On this night, we decided to start with the Cheese (Nancy’s Hudson Valley Camembert, Mixed Berries, Lovage, Roasted Almonds, Citrus Oil, Aged Balsamic) and Vichyssoise (Sunchoke and Leek, Bread & Butter Pickled Shallots, Sunchoke Chips, Dill & Leek Puree) appetizers. Since we seemed to be experiencing a simultaneous red meat jones, we ordered the Hanger Steak (Peaches, Roasted Sweet Peppers, Cashew, Mint, Arugula, Cocoa Gnocchi, Aged Balsamic) as our entrées.
Simply put, epicurean climax.
We ended the meal sharing two desserts: Honey Pot (Milk & Honey Puddin’, Floral Ice, Peaches, Honey Brittle) and Chocolate (Dark Chocolate Ginger Cake, Aerated Milk Chocolate, Expresso Ice Cream, Cardamom Marshmallow, Candied Pistachio, Orange Curd Sauce).
After we came to, we said our goodbyes to the friendly Richmondites next to us (who made our meal just that more enjoyable), thanked our fantastic server and bartender (who couldn’t have been better), and bid adieu to the host (who graciously called us a taxi).
Would I recommend Dutch & Company to anyone visiting Richmond? Um… Yes! http://dutchandcompany.tumblr.com/
Joan and I were fortunate, as the weather all weekend was mild and pleasant. Our Saturday was spent walking from our hotel Carytown to the Virginia Museum of Fine Arts (VMFA). It was about an hour long stroll, and we were able to take in many sights from the majestic and surprisingly artistic architecture of downtown to the quaint and eclectic row houses of the residential neighborhoods that populate the North side of the city. As interesting as our walk through Richmond’s neighborhoods was, it was VMFA that we found most provocative.
I won’t bore you with a blow by blow of the many pieces we saw. What I will say is that we spent over 3 hours there, and we didn’t even scratch the surface. We were both impressed by the scope and breadth of the collection. I would think that anyone who is a lover of art and creative expression would have a great time walking the halls of VMFA. http://vmfa.museum/
As you have probably deduced by now, I also love to eat. I had a pulled pork barbecue sandwich in their café (served with cole slaw and no sauce) that was one of the best that I have ever eaten. I don’t like to live in the land of superlatives. But, in the case of my experiences in Richmond, they are appropriate.
It will, therefore, come as no surprise that the last two places I want to talk about in Richmond are food related. In the interest of time, I will just name them. On Saturday evening, we ate at Alamo BBQ, also located in Church Hill (the VMFA sandwich primed the pump). The food was fantastic. http://www.alamobbqva.com/ And, on the way out of town on Sunday morning, we stopped off at Sugar Shack Donuts in the Carver neighborhood to pick up a half dozen for the road. They were worth the wait in line. http://www.sugarshackdonuts.com/

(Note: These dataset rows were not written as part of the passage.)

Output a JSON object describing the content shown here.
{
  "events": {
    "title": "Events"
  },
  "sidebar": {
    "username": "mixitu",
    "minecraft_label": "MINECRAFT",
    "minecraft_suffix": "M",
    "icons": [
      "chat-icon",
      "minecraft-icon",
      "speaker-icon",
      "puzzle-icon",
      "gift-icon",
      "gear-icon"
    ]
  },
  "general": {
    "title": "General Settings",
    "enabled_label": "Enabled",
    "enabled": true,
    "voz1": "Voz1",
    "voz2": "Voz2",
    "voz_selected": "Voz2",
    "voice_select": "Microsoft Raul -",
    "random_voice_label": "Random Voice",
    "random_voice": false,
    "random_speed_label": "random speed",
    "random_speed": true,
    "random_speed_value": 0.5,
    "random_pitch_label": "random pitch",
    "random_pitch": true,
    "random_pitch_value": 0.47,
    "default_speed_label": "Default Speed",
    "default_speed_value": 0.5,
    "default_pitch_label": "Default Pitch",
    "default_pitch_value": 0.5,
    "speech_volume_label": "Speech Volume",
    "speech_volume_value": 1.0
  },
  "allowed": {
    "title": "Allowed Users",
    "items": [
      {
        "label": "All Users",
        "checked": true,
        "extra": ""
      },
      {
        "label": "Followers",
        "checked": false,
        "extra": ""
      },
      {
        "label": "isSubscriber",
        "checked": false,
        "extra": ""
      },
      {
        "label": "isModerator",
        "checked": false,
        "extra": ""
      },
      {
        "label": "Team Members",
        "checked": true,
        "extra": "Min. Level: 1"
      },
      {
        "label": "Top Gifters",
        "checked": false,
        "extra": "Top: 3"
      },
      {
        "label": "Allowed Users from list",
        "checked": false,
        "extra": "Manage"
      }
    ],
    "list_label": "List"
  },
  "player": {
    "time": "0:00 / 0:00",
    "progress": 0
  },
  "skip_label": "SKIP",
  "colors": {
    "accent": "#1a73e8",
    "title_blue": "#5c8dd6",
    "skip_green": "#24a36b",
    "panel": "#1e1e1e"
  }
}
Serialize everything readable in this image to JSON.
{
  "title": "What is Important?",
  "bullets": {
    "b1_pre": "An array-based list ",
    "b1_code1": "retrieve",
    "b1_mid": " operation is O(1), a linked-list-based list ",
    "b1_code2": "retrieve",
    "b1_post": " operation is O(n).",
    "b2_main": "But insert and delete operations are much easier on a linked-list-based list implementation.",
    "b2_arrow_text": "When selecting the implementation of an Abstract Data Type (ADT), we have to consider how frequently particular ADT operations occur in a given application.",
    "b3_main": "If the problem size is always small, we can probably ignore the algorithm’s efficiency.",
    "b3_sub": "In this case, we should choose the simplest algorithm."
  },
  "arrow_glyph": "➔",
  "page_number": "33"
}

All in all, I think my trip with Joan was a success. We had an absolutely lovely time in Richmond. And, we will be back. If nothing else, to make next year’s food truck rodeo for which we just did not have enough time to attend. http://centralvirginiafoodtruckrodeo.com/
Originally Written Sept 2014